Work request:
Please reproduce the data exactly and omit the pictures.

Start of Material provided

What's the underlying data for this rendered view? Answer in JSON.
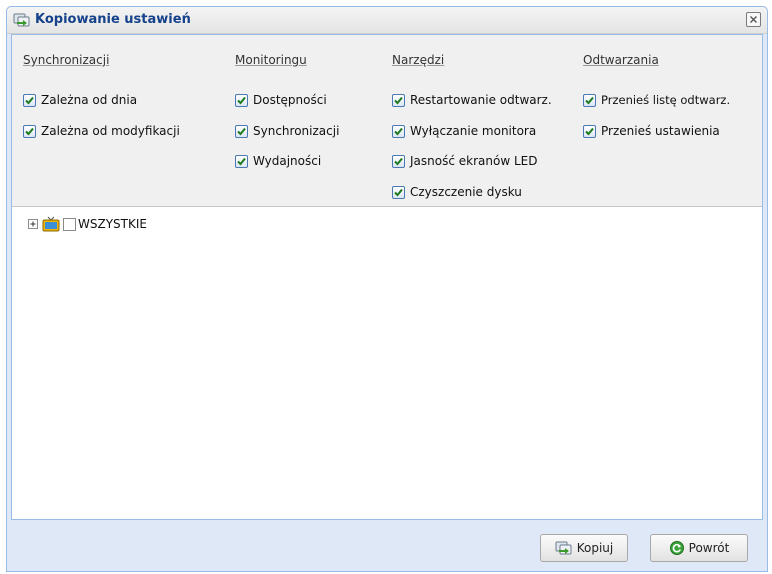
{
  "dialog": {
    "title": "Kopiowanie ustawień",
    "title_icon": "copy-settings-icon",
    "close_icon": "close-icon"
  },
  "settings": {
    "columns": [
      {
        "header": "Synchronizacji",
        "items": [
          {
            "label": "Zależna od dnia",
            "checked": true
          },
          {
            "label": "Zależna od modyfikacji",
            "checked": true
          }
        ]
      },
      {
        "header": "Monitoringu",
        "items": [
          {
            "label": "Dostępności",
            "checked": true
          },
          {
            "label": "Synchronizacji",
            "checked": true
          },
          {
            "label": "Wydajności",
            "checked": true
          }
        ]
      },
      {
        "header": "Narzędzi",
        "items": [
          {
            "label": "Restartowanie odtwarz.",
            "checked": true
          },
          {
            "label": "Wyłączanie monitora",
            "checked": true
          },
          {
            "label": "Jasność ekranów LED",
            "checked": true
          },
          {
            "label": "Czyszczenie dysku",
            "checked": true
          }
        ]
      },
      {
        "header": "Odtwarzania",
        "items": [
          {
            "label": "Przenieś listę odtwarz.",
            "checked": true
          },
          {
            "label": "Przenieś ustawienia",
            "checked": true
          }
        ]
      }
    ]
  },
  "tree": {
    "root_label": "WSZYSTKIE",
    "root_checked": false,
    "expander_icon": "tree-expand-plus-icon",
    "node_icon": "tv-player-icon"
  },
  "footer": {
    "copy_label": "Kopiuj",
    "copy_icon": "copy-settings-icon",
    "back_label": "Powrót",
    "back_icon": "refresh-back-icon"
  },
  "colors": {
    "title_text": "#15428b",
    "frame": "#dfe8f6",
    "border": "#99bbe8",
    "checkbox_check": "#1f7a1f"
  }
}
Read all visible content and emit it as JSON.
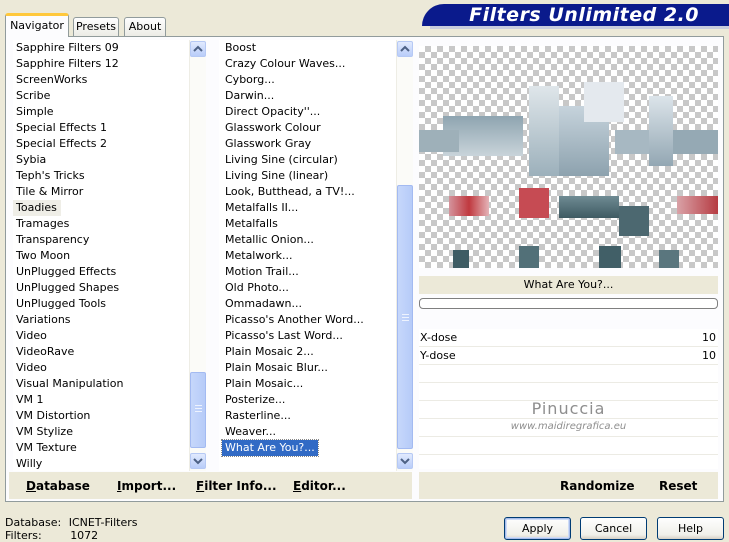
{
  "tabs": [
    {
      "label": "Navigator",
      "active": true
    },
    {
      "label": "Presets",
      "active": false
    },
    {
      "label": "About",
      "active": false
    }
  ],
  "app_title": "Filters Unlimited 2.0",
  "categories": {
    "items": [
      "Sapphire Filters 09",
      "Sapphire Filters 12",
      "ScreenWorks",
      "Scribe",
      "Simple",
      "Special Effects 1",
      "Special Effects 2",
      "Sybia",
      "Teph's Tricks",
      "Tile & Mirror",
      "Toadies",
      "Tramages",
      "Transparency",
      "Two Moon",
      "UnPlugged Effects",
      "UnPlugged Shapes",
      "UnPlugged Tools",
      "Variations",
      "Video",
      "VideoRave",
      "Video",
      "Visual Manipulation",
      "VM 1",
      "VM Distortion",
      "VM Stylize",
      "VM Texture",
      "Willy"
    ],
    "selected_index": 10
  },
  "filters": {
    "items": [
      "Boost",
      "Crazy Colour Waves...",
      "Cyborg...",
      "Darwin...",
      "Direct Opacity''...",
      "Glasswork Colour",
      "Glasswork Gray",
      "Living Sine (circular)",
      "Living Sine (linear)",
      "Look, Butthead, a TV!...",
      "Metalfalls II...",
      "Metalfalls",
      "Metallic Onion...",
      "Metalwork...",
      "Motion Trail...",
      "Old Photo...",
      "Ommadawn...",
      "Picasso's Another Word...",
      "Picasso's Last Word...",
      "Plain Mosaic 2...",
      "Plain Mosaic Blur...",
      "Plain Mosaic...",
      "Posterize...",
      "Rasterline...",
      "Weaver...",
      "What Are You?..."
    ],
    "selected_index": 25
  },
  "current_filter": "What Are You?...",
  "progress": 0,
  "params": [
    {
      "label": "X-dose",
      "value": "10"
    },
    {
      "label": "Y-dose",
      "value": "10"
    }
  ],
  "watermark": {
    "name": "Pinuccia",
    "url": "www.maidiregrafica.eu"
  },
  "commands": {
    "database": "Database",
    "import": "Import...",
    "filter_info": "Filter Info...",
    "editor": "Editor...",
    "randomize": "Randomize",
    "reset": "Reset"
  },
  "status": {
    "database_label": "Database:",
    "database_value": "ICNET-Filters",
    "filters_label": "Filters:",
    "filters_value": "1072"
  },
  "buttons": {
    "apply": "Apply",
    "cancel": "Cancel",
    "help": "Help"
  },
  "colors": {
    "banner": "#0a1a8c",
    "selection": "#316ac5",
    "tab_highlight": "#ffc83c"
  }
}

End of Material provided

Exercise answer:
What's the underlying data for this rendered view? Answer in JSON.
{
  "dialog": {
    "title": "Kopiowanie ustawień",
    "title_icon": "copy-settings-icon",
    "close_icon": "close-icon"
  },
  "settings": {
    "columns": [
      {
        "header": "Synchronizacji",
        "items": [
          {
            "label": "Zależna od dnia",
            "checked": true
          },
          {
            "label": "Zależna od modyfikacji",
            "checked": true
          }
        ]
      },
      {
        "header": "Monitoringu",
        "items": [
          {
            "label": "Dostępności",
            "checked": true
          },
          {
            "label": "Synchronizacji",
            "checked": true
          },
          {
            "label": "Wydajności",
            "checked": true
          }
        ]
      },
      {
        "header": "Narzędzi",
        "items": [
          {
            "label": "Restartowanie odtwarz.",
            "checked": true
          },
          {
            "label": "Wyłączanie monitora",
            "checked": true
          },
          {
            "label": "Jasność ekranów LED",
            "checked": true
          },
          {
            "label": "Czyszczenie dysku",
            "checked": true
          }
        ]
      },
      {
        "header": "Odtwarzania",
        "items": [
          {
            "label": "Przenieś listę odtwarz.",
            "checked": true
          },
          {
            "label": "Przenieś ustawienia",
            "checked": true
          }
        ]
      }
    ]
  },
  "tree": {
    "root_label": "WSZYSTKIE",
    "root_checked": false,
    "expander_icon": "tree-expand-plus-icon",
    "node_icon": "tv-player-icon"
  },
  "footer": {
    "copy_label": "Kopiuj",
    "copy_icon": "copy-settings-icon",
    "back_label": "Powrót",
    "back_icon": "refresh-back-icon"
  },
  "colors": {
    "title_text": "#15428b",
    "frame": "#dfe8f6",
    "border": "#99bbe8",
    "checkbox_check": "#1f7a1f"
  }
}
Read all visible content and emit it as JSON.
{
  "tabs": [
    {
      "label": "Navigator",
      "active": true
    },
    {
      "label": "Presets",
      "active": false
    },
    {
      "label": "About",
      "active": false
    }
  ],
  "app_title": "Filters Unlimited 2.0",
  "categories": {
    "items": [
      "Sapphire Filters 09",
      "Sapphire Filters 12",
      "ScreenWorks",
      "Scribe",
      "Simple",
      "Special Effects 1",
      "Special Effects 2",
      "Sybia",
      "Teph's Tricks",
      "Tile & Mirror",
      "Toadies",
      "Tramages",
      "Transparency",
      "Two Moon",
      "UnPlugged Effects",
      "UnPlugged Shapes",
      "UnPlugged Tools",
      "Variations",
      "Video",
      "VideoRave",
      "Video",
      "Visual Manipulation",
      "VM 1",
      "VM Distortion",
      "VM Stylize",
      "VM Texture",
      "Willy"
    ],
    "selected_index": 10
  },
  "filters": {
    "items": [
      "Boost",
      "Crazy Colour Waves...",
      "Cyborg...",
      "Darwin...",
      "Direct Opacity''...",
      "Glasswork Colour",
      "Glasswork Gray",
      "Living Sine (circular)",
      "Living Sine (linear)",
      "Look, Butthead, a TV!...",
      "Metalfalls II...",
      "Metalfalls",
      "Metallic Onion...",
      "Metalwork...",
      "Motion Trail...",
      "Old Photo...",
      "Ommadawn...",
      "Picasso's Another Word...",
      "Picasso's Last Word...",
      "Plain Mosaic 2...",
      "Plain Mosaic Blur...",
      "Plain Mosaic...",
      "Posterize...",
      "Rasterline...",
      "Weaver...",
      "What Are You?..."
    ],
    "selected_index": 25
  },
  "current_filter": "What Are You?...",
  "progress": 0,
  "params": [
    {
      "label": "X-dose",
      "value": "10"
    },
    {
      "label": "Y-dose",
      "value": "10"
    }
  ],
  "watermark": {
    "name": "Pinuccia",
    "url": "www.maidiregrafica.eu"
  },
  "commands": {
    "database": "Database",
    "import": "Import...",
    "filter_info": "Filter Info...",
    "editor": "Editor...",
    "randomize": "Randomize",
    "reset": "Reset"
  },
  "status": {
    "database_label": "Database:",
    "database_value": "ICNET-Filters",
    "filters_label": "Filters:",
    "filters_value": "1072"
  },
  "buttons": {
    "apply": "Apply",
    "cancel": "Cancel",
    "help": "Help"
  },
  "colors": {
    "banner": "#0a1a8c",
    "selection": "#316ac5",
    "tab_highlight": "#ffc83c"
  }
}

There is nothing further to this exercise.